National Trust scything a way forward
National Trust Rangers on the Lizard are turning back the clocks, by putting their faith in the humble scythe. These simple tools, which were the only way to gather in the harvest of hay and corn just a few generations ago, are making a come back for tasks such as cutting footpaths.
Martin McDowall Ranger for the National Trust explains “We care for over 10 miles of paths on the Lizard, which require anything up to 3 cuts per year. I’m a convert when it comes to scythes. Modern ones are light and can be adjusted in a myriad of ways, so they can be set up for comfort. It’s so nice not to have the weight of a strimmer to carry around, nor the fuel, and it’s much more pleasant to be able to work without the noise and fumes of a petrol engine, even if it is a little slower. It’s less intrusive for the public too, and doesn’t scare wildlife.”
The Lizard National Nature Reserve
- Expanding The Lizard National Nature Reserve
- Click here to view the BBC Spotlight news bulletin coverage of the extension of The Lizard NNR in August 2016.
The Lizard Peninsula is one of the best places in the country for wildlife, with a wealth of rare plants, invertebrates and habitats that make visiting the area a must for nature lovers.
National Nature Reserves give recognition to the UK’s very best sites for wildlife, and The Lizard NNR, first declared in the 1970s, and managed by Natural England, covers nearly 2000ha of spectacular heath and coastline. The NNR will shortly be extended by 470ha to include additional wildlife rich areas, in the care of The National Trust and Cornwall Wildlife Trust. The enlarged reserve will stretch from Mullion Cove in the west, across Goonhilly Downs in the centre of the peninsula, to Lowland Point, near Coverack in the east.

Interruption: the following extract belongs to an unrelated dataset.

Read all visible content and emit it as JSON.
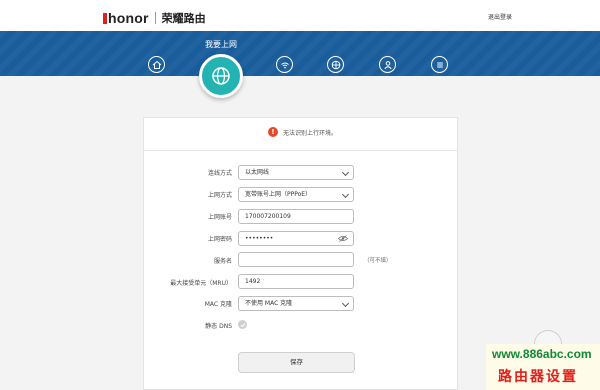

The Helford River Survey– regular long term monitoring of the Helford intertidal areas
Thirty years ago when the Helford River was designated as a Voluntary Marine Conservation Area a survey was established to provide baseline information and ongoing monitoring of the intertidal in this area. It was designed to be a simple, inexpensive and therefore easily repeatable, a non-destructive baseline monitoring system to be carried out at regular intervals to try to detect any changes in the flora and fauna.
Transects were laid out with grid references, compass bearings and features all taken down to make sure there is no doubt from year to year about where they lie.

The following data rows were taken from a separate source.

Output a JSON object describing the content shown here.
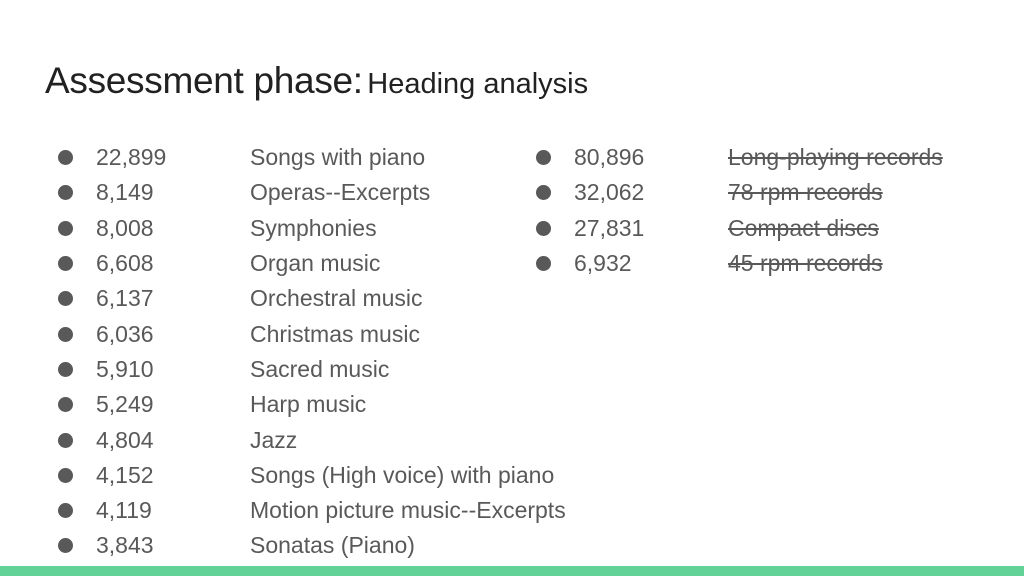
{
  "slide": {
    "title_main": "Assessment phase:",
    "title_sub": "Heading analysis",
    "accent_color": "#63d297"
  },
  "left_list": [
    {
      "count": "22,899",
      "label": "Songs with piano"
    },
    {
      "count": "8,149",
      "label": "Operas--Excerpts"
    },
    {
      "count": "8,008",
      "label": "Symphonies"
    },
    {
      "count": "6,608",
      "label": "Organ music"
    },
    {
      "count": "6,137",
      "label": "Orchestral music"
    },
    {
      "count": "6,036",
      "label": "Christmas music"
    },
    {
      "count": "5,910",
      "label": "Sacred music"
    },
    {
      "count": "5,249",
      "label": "Harp music"
    },
    {
      "count": "4,804",
      "label": "Jazz"
    },
    {
      "count": "4,152",
      "label": "Songs (High voice) with piano"
    },
    {
      "count": "4,119",
      "label": "Motion picture music--Excerpts"
    },
    {
      "count": "3,843",
      "label": "Sonatas (Piano)"
    }
  ],
  "right_list": [
    {
      "count": "80,896",
      "label": "Long-playing records",
      "struck": true
    },
    {
      "count": "32,062",
      "label": "78 rpm records",
      "struck": true
    },
    {
      "count": "27,831",
      "label": "Compact discs",
      "struck": true
    },
    {
      "count": "6,932",
      "label": "45 rpm records",
      "struck": true
    }
  ]
}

Seaquest and Saving Our Dolphins
Cornwall Wildlife Trust’s Seaquest Southwest Programme is taking action to conserve Cornwall’s enigmatic bottlenose dolphins by stepping up its research programme, joining forces with the Lizard Watch Point, and getting our local population on Britain’s wildlife map.
At the end of July, Cornwall Wildlife Trust’s Seaquest Southwest Project came to the Lizard. The Project had a training event booked in with local Lizard Watch Point volunteers; to learn the methodologies and skills to carry out Seaquest effort based surveys for marine megafauna such as dolphins, porpoises and whales. Expecting to only be joined by one or two keen naturalists, our Seaquest Project officer Matt Thurlow was blown away to find the room full of enthusiastic volunteers - local people keen to learn more about their surrounding environment and do their bit to record and protect it.
Seaquest Southwest is a citizen science marine recording project run in conjunction with Devon Wildlife Trust which relies on people like those at the Lizard Watch Point to achieve its aims. For over 20 years the Project has been recording the distribution and abundance of our most charismatic marine wildlife; including dolphins, sharks, whales, porpoises, seals, sunfish and much more. The project incorporates sighting records sent in by the public with structured surveys conducted by trained volunteers, to better understand and monitor these species around the South West. Only with evidence-based records of occurrence, behaviour and ecology can we act to better protect and conserve these wonderful animals around our coasts.
Marsh fritillary Survey 2016
Over the last two years, researchers based at the Environment and Sustainability Institute, University of Exeter have been undertaking surveys and research on the Marsh fritillary on the Lizard. Our main conclusions are that this butterfly remains extremely localised (occurs on only a handful of sites) and vulnerable to extinction. We have recently produced a report card which summarises our knowledge about the Marsh fritillary, and how best to manage the Lizard landscape for its continued survival. This document is uploaded onto the website, so please take time to read it and hopefully it will inspire you to go out and look for the autumn webs, which while are not as attractive as the adult butterflies are interesting nonetheless.
Windmill Farm Report Spring and Early Summer
Spring arrivals and passage, of Warblers, was good in April with decent numbers of Chiffchaff, Willow Warbler, Blackcap, Whitethroat and Sedge Warbler arriving to breed on the Farm. Grasshopper Warbler numbers appear down; I have only heard reeling in 3 locations this year - the farm normally holds at least 6 pairs. A notable omission this year is Lesser Whitethroat - there has been at least one on the reserve every year for the last 5. It is also good to see Stonechat breeding on the reserve - first fledglings reported on 22 May.